### Data records:
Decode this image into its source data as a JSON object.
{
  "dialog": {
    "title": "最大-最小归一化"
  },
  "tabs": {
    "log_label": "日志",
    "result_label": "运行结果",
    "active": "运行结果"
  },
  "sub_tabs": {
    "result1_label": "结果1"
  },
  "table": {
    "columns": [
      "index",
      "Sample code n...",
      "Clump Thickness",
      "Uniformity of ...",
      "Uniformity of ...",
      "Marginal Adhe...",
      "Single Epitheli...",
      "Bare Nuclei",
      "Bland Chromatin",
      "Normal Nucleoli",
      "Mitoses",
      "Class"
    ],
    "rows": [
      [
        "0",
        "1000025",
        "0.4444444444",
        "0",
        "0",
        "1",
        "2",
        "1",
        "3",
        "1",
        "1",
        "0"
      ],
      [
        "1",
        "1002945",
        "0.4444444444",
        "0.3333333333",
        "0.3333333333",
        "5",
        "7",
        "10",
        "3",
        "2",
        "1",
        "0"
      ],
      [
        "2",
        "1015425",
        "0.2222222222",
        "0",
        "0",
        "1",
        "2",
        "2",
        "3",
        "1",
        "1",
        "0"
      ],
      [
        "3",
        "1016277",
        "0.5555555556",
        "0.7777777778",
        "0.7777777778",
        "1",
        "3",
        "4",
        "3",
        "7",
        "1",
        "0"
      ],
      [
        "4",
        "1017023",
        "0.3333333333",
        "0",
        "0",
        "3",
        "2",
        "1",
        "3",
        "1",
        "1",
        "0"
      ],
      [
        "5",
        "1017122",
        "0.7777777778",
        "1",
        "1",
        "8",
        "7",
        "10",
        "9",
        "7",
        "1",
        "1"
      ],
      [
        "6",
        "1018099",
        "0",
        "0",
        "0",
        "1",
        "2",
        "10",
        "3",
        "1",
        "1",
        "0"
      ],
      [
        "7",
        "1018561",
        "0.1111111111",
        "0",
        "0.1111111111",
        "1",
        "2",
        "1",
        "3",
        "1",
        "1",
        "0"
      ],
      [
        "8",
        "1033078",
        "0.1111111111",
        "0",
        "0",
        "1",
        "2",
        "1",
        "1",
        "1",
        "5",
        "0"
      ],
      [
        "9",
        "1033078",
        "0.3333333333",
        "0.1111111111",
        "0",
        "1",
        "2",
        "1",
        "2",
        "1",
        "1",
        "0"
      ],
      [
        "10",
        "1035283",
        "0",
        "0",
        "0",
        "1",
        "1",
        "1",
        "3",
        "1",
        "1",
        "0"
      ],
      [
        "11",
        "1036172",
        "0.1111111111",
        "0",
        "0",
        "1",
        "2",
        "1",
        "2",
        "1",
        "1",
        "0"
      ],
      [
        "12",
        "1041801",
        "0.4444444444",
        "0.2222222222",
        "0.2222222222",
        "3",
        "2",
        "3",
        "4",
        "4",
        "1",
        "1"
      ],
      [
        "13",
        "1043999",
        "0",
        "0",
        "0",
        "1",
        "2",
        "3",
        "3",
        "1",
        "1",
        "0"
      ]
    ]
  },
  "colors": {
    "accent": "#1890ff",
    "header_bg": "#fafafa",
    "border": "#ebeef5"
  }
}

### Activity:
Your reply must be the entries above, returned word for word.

### Task output:
Decode this image into its source data as a JSON object.
{
  "dialog": {
    "title": "最大-最小归一化"
  },
  "tabs": {
    "log_label": "日志",
    "result_label": "运行结果",
    "active": "运行结果"
  },
  "sub_tabs": {
    "result1_label": "结果1"
  },
  "table": {
    "columns": [
      "index",
      "Sample code n...",
      "Clump Thickness",
      "Uniformity of ...",
      "Uniformity of ...",
      "Marginal Adhe...",
      "Single Epitheli...",
      "Bare Nuclei",
      "Bland Chromatin",
      "Normal Nucleoli",
      "Mitoses",
      "Class"
    ],
    "rows": [
      [
        "0",
        "1000025",
        "0.4444444444",
        "0",
        "0",
        "1",
        "2",
        "1",
        "3",
        "1",
        "1",
        "0"
      ],
      [
        "1",
        "1002945",
        "0.4444444444",
        "0.3333333333",
        "0.3333333333",
        "5",
        "7",
        "10",
        "3",
        "2",
        "1",
        "0"
      ],
      [
        "2",
        "1015425",
        "0.2222222222",
        "0",
        "0",
        "1",
        "2",
        "2",
        "3",
        "1",
        "1",
        "0"
      ],
      [
        "3",
        "1016277",
        "0.5555555556",
        "0.7777777778",
        "0.7777777778",
        "1",
        "3",
        "4",
        "3",
        "7",
        "1",
        "0"
      ],
      [
        "4",
        "1017023",
        "0.3333333333",
        "0",
        "0",
        "3",
        "2",
        "1",
        "3",
        "1",
        "1",
        "0"
      ],
      [
        "5",
        "1017122",
        "0.7777777778",
        "1",
        "1",
        "8",
        "7",
        "10",
        "9",
        "7",
        "1",
        "1"
      ],
      [
        "6",
        "1018099",
        "0",
        "0",
        "0",
        "1",
        "2",
        "10",
        "3",
        "1",
        "1",
        "0"
      ],
      [
        "7",
        "1018561",
        "0.1111111111",
        "0",
        "0.1111111111",
        "1",
        "2",
        "1",
        "3",
        "1",
        "1",
        "0"
      ],
      [
        "8",
        "1033078",
        "0.1111111111",
        "0",
        "0",
        "1",
        "2",
        "1",
        "1",
        "1",
        "5",
        "0"
      ],
      [
        "9",
        "1033078",
        "0.3333333333",
        "0.1111111111",
        "0",
        "1",
        "2",
        "1",
        "2",
        "1",
        "1",
        "0"
      ],
      [
        "10",
        "1035283",
        "0",
        "0",
        "0",
        "1",
        "1",
        "1",
        "3",
        "1",
        "1",
        "0"
      ],
      [
        "11",
        "1036172",
        "0.1111111111",
        "0",
        "0",
        "1",
        "2",
        "1",
        "2",
        "1",
        "1",
        "0"
      ],
      [
        "12",
        "1041801",
        "0.4444444444",
        "0.2222222222",
        "0.2222222222",
        "3",
        "2",
        "3",
        "4",
        "4",
        "1",
        "1"
      ],
      [
        "13",
        "1043999",
        "0",
        "0",
        "0",
        "1",
        "2",
        "3",
        "3",
        "1",
        "1",
        "0"
      ]
    ]
  },
  "colors": {
    "accent": "#1890ff",
    "header_bg": "#fafafa",
    "border": "#ebeef5"
  }
}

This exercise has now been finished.